The Phillies filled their centerfield void by acquiring Ben Revere, bolstered the bullpen with Mike Adams and shored up the rotation with the cost-effective and underrated John Lannan. While these moves likely represent the bulk of their offseason activity, the Phillies have been linked to a wide array of corner outfielders given the obvious uncertainties in those posts.
They went hard after Cody Ross but balked at his lofty demands. They supposedly offered Josh Hamilton a short-term deal with a high average annual value. They have previously been linked to either Jason Kubel or Gerardo Parra, and that link will only grow stronger with the Snakes’ recent signing of Ross.

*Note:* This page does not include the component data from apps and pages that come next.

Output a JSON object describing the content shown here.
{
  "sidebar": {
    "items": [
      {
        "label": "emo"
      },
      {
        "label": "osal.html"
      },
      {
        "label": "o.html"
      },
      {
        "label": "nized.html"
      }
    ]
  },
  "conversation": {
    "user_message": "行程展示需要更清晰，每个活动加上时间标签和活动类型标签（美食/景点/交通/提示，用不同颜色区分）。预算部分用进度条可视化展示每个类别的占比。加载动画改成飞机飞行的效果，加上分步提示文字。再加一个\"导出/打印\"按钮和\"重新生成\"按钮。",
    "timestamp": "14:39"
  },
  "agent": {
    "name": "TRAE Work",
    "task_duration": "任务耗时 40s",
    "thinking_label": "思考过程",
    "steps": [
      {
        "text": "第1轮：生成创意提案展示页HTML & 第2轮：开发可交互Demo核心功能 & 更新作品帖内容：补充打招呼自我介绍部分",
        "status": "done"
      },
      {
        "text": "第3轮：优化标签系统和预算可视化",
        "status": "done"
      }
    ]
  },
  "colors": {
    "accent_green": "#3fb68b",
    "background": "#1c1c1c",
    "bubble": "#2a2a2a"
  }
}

There were reportedly discussions between the Phils and Cubs regarding Alfonso Soriano earlier in the offseason as well.
Some of these players make more sense than others, but the available corner outfielder the Phillies should stay completely away from is Vernon Wells. Unfortunately, the Phillies have expressed interest in the former Blue Jays all-star, though the extent of their interest remains unknown. Let’s hope it is nothing more than executives tossing a name around while brainstorming, because Wells has been one of the worst players in the league over the last two seasons and is signed to the very worst contract in the sport.
Think that’s hyperbole? Over the last two seasons, 205 players have amassed 750+ plate appearances, and Wells boasts the following ranks:
• .258 OBP, 2nd-Worst (Miguel Olivo‘s .248 is the worst)
• .218 BABIP, Worst (2nd-Worst is at .238, 20 points higher)
• 13.4% Line Drive Rate, Worst (2nd-Worst is at 15%)
• .289 wOBA, 12th-Worst (Worse than Revere, Darwin Barney and Ryan Theriot)
• 82 wRC+ tied towards the bottom with Placido Polanco and Mark Ellis
If only he was as good at baseball as he is at this thing.
Wells offers no discernible platoon advantage either. Last season, he had a .295 wOBA vs. lefties and a .296 wOBA vs. righties. The year before, his wOBA split heavily favored lefties at .366/.247. The year before that, the results were the opposite, with a platoon split heavily favoring righties at .384/.277. There is no telling if Wells could help in a platoon role and he certainly isn’t a regular starter anymore with those numbers.
On performance alone, Wells isn’t worth an extended look, and that’s before getting into his contract or the cost to acquire. The Angels will foot most of the bill but they may need to replace most with “virtually all” to make something work.
Unlike Soriano, who is still productive (~3 WAR average since 2010) and worth $5 million per season, Wells hasn’t produced enough to entice a team to pay him much of anything. He isn’t a bounce-back candidate in the same vein as Michael Young.
No sane team is going to absorb Wells’ salary like the Angels did a couple of years ago. Back then, Wells was at least coming off of a 31-homer, 126-wRC+ campaign, and looked to have gotten past the injuries that sapped his productivity. Even if he wasn’t worth his contract, teams had some interest in him at a good fraction of that remaining obligation.
Now, it’s hard to imagine any team offering him more than $2-$3 million if he was on the free agent market, meaning the Angels would have to pick up 90% of the tab to facilitate a trade. Or, perhaps they could pay less of his salary if they didn’t get a prospect or player in return, and an acquiring team had flexibility to take a $5 million flier.
The only way Wells makes any sense for the Phillies is if he costs under $2 million and not even a C-level prospect in return. That doesn’t seem likely since the Angels would really have no motivation to just give him away, even though he has absolutely no spot in an outfield consisting of combinations of Mike Trout, Josh Hamilton, Peter Bourjos and Mark Trumbo. Anything more in salary or players, though, should be a deal-breaker. He has been that bad and the above numbers prove that isn’t an exaggeration.
If he was readily available on the free agent market, it might be worthwhile to try him out on a minor-league deal worth $1 million at the major-league level. That, however, isn’t the type of player you guarantee equal or more money to, in addition to giving up organizational talent, which is what would happen in a potential Phils-Angels trade.
My goal isn’t to shoot down any and every idea the Phillies may come up with, especially as they relate to the corner outfield positions, but Wells is unequivocally not worth pursuing unless he is essentially free. Even at that, he wouldn’t be any better than the internal options already on the Phillies roster. He is the very definition of someone to avoid.